Every entry must come back exactly as it was given.

[Data — start]

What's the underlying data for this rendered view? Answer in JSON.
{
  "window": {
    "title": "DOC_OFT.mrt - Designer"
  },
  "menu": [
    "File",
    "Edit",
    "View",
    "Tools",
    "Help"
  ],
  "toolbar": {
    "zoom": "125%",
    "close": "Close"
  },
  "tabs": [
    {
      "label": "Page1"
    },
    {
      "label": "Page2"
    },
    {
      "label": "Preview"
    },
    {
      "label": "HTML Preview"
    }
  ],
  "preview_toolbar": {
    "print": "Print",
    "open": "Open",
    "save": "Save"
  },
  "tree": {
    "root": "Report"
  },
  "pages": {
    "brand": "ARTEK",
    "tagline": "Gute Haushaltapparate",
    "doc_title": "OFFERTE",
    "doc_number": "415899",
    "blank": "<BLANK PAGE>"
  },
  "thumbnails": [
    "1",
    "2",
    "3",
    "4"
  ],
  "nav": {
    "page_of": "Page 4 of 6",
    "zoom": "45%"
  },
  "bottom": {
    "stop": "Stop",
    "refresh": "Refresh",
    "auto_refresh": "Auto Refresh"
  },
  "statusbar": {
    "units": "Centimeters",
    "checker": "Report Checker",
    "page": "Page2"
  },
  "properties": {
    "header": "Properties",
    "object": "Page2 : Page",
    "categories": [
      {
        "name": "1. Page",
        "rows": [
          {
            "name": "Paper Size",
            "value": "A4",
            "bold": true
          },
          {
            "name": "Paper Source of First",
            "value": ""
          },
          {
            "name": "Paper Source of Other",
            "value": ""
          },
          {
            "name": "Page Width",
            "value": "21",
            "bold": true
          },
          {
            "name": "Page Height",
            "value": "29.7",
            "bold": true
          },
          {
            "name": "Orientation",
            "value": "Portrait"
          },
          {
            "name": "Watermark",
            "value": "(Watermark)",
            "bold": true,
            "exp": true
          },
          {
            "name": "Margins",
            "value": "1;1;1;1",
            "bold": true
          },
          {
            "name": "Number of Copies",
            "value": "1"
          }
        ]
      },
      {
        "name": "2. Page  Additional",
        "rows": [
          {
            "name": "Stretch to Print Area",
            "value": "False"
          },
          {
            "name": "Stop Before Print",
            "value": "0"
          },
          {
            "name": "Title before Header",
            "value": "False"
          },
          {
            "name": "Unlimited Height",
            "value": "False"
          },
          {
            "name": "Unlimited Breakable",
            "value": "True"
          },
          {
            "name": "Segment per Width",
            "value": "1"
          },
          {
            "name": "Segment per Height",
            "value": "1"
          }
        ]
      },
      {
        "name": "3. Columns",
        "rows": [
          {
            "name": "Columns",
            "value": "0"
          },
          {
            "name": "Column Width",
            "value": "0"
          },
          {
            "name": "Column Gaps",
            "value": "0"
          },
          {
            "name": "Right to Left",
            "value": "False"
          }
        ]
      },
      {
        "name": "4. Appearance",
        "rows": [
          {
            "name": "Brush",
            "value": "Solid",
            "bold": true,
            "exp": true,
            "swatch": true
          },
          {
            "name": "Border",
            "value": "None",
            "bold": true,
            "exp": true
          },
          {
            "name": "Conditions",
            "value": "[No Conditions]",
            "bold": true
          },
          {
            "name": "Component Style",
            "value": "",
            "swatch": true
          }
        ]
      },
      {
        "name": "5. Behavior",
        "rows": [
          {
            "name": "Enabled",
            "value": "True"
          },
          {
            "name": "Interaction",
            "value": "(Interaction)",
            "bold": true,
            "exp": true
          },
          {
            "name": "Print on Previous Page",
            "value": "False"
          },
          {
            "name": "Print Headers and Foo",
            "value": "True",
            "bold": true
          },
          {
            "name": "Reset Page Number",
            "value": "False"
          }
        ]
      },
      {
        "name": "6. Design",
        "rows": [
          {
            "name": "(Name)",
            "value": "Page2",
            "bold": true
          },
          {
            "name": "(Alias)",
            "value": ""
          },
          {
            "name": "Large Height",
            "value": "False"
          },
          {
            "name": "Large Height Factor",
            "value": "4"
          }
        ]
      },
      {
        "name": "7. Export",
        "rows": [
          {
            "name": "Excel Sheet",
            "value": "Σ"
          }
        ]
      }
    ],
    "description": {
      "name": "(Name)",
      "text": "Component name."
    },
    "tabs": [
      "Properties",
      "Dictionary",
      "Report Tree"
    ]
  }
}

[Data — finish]

### Exercise output
What's the underlying data for this rendered view? Answer in JSON.
{
  "window": {
    "title": "DOC_OFT.mrt - Designer"
  },
  "menu": [
    "File",
    "Edit",
    "View",
    "Tools",
    "Help"
  ],
  "toolbar": {
    "zoom": "125%",
    "close": "Close"
  },
  "tabs": [
    {
      "label": "Page1"
    },
    {
      "label": "Page2"
    },
    {
      "label": "Preview"
    },
    {
      "label": "HTML Preview"
    }
  ],
  "preview_toolbar": {
    "print": "Print",
    "open": "Open",
    "save": "Save"
  },
  "tree": {
    "root": "Report"
  },
  "pages": {
    "brand": "ARTEK",
    "tagline": "Gute Haushaltapparate",
    "doc_title": "OFFERTE",
    "doc_number": "415899",
    "blank": "<BLANK PAGE>"
  },
  "thumbnails": [
    "1",
    "2",
    "3",
    "4"
  ],
  "nav": {
    "page_of": "Page 4 of 6",
    "zoom": "45%"
  },
  "bottom": {
    "stop": "Stop",
    "refresh": "Refresh",
    "auto_refresh": "Auto Refresh"
  },
  "statusbar": {
    "units": "Centimeters",
    "checker": "Report Checker",
    "page": "Page2"
  },
  "properties": {
    "header": "Properties",
    "object": "Page2 : Page",
    "categories": [
      {
        "name": "1. Page",
        "rows": [
          {
            "name": "Paper Size",
            "value": "A4",
            "bold": true
          },
          {
            "name": "Paper Source of First",
            "value": ""
          },
          {
            "name": "Paper Source of Other",
            "value": ""
          },
          {
            "name": "Page Width",
            "value": "21",
            "bold": true
          },
          {
            "name": "Page Height",
            "value": "29.7",
            "bold": true
          },
          {
            "name": "Orientation",
            "value": "Portrait"
          },
          {
            "name": "Watermark",
            "value": "(Watermark)",
            "bold": true,
            "exp": true
          },
          {
            "name": "Margins",
            "value": "1;1;1;1",
            "bold": true
          },
          {
            "name": "Number of Copies",
            "value": "1"
          }
        ]
      },
      {
        "name": "2. Page  Additional",
        "rows": [
          {
            "name": "Stretch to Print Area",
            "value": "False"
          },
          {
            "name": "Stop Before Print",
            "value": "0"
          },
          {
            "name": "Title before Header",
            "value": "False"
          },
          {
            "name": "Unlimited Height",
            "value": "False"
          },
          {
            "name": "Unlimited Breakable",
            "value": "True"
          },
          {
            "name": "Segment per Width",
            "value": "1"
          },
          {
            "name": "Segment per Height",
            "value": "1"
          }
        ]
      },
      {
        "name": "3. Columns",
        "rows": [
          {
            "name": "Columns",
            "value": "0"
          },
          {
            "name": "Column Width",
            "value": "0"
          },
          {
            "name": "Column Gaps",
            "value": "0"
          },
          {
            "name": "Right to Left",
            "value": "False"
          }
        ]
      },
      {
        "name": "4. Appearance",
        "rows": [
          {
            "name": "Brush",
            "value": "Solid",
            "bold": true,
            "exp": true,
            "swatch": true
          },
          {
            "name": "Border",
            "value": "None",
            "bold": true,
            "exp": true
          },
          {
            "name": "Conditions",
            "value": "[No Conditions]",
            "bold": true
          },
          {
            "name": "Component Style",
            "value": "",
            "swatch": true
          }
        ]
      },
      {
        "name": "5. Behavior",
        "rows": [
          {
            "name": "Enabled",
            "value": "True"
          },
          {
            "name": "Interaction",
            "value": "(Interaction)",
            "bold": true,
            "exp": true
          },
          {
            "name": "Print on Previous Page",
            "value": "False"
          },
          {
            "name": "Print Headers and Foo",
            "value": "True",
            "bold": true
          },
          {
            "name": "Reset Page Number",
            "value": "False"
          }
        ]
      },
      {
        "name": "6. Design",
        "rows": [
          {
            "name": "(Name)",
            "value": "Page2",
            "bold": true
          },
          {
            "name": "(Alias)",
            "value": ""
          },
          {
            "name": "Large Height",
            "value": "False"
          },
          {
            "name": "Large Height Factor",
            "value": "4"
          }
        ]
      },
      {
        "name": "7. Export",
        "rows": [
          {
            "name": "Excel Sheet",
            "value": "Σ"
          }
        ]
      }
    ],
    "description": {
      "name": "(Name)",
      "text": "Component name."
    },
    "tabs": [
      "Properties",
      "Dictionary",
      "Report Tree"
    ]
  }
}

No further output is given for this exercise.